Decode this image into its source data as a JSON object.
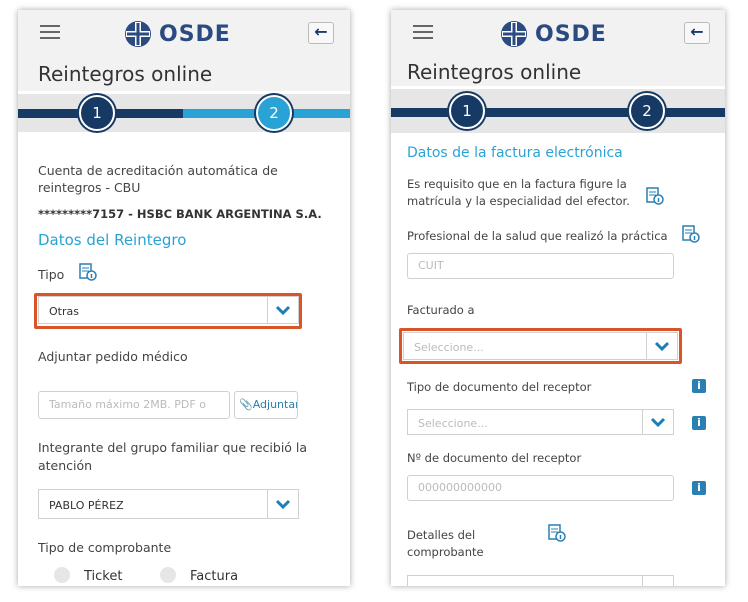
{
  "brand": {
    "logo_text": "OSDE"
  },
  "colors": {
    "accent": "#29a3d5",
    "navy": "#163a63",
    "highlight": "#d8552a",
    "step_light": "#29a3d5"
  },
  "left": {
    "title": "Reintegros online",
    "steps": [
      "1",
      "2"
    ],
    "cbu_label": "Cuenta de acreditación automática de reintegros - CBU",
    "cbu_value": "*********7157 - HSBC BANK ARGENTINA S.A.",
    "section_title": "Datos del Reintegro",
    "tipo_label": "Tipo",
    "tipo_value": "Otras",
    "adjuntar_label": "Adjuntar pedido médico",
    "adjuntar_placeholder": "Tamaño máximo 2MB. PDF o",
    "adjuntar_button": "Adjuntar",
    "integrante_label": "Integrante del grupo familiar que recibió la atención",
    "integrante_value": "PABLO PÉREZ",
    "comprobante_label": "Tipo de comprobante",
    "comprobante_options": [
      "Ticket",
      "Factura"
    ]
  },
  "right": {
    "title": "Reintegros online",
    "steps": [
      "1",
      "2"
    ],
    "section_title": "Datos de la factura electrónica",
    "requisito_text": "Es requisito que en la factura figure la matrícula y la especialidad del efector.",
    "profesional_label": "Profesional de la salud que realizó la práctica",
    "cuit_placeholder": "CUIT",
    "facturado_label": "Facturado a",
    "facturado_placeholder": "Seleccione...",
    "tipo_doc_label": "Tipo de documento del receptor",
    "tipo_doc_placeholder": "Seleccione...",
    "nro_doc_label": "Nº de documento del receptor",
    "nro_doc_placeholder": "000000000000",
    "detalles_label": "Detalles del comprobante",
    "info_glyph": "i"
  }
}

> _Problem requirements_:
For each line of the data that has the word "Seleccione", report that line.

> _Result for this exercise_:
    "facturado_placeholder": "Seleccione...",
    "tipo_doc_placeholder": "Seleccione...",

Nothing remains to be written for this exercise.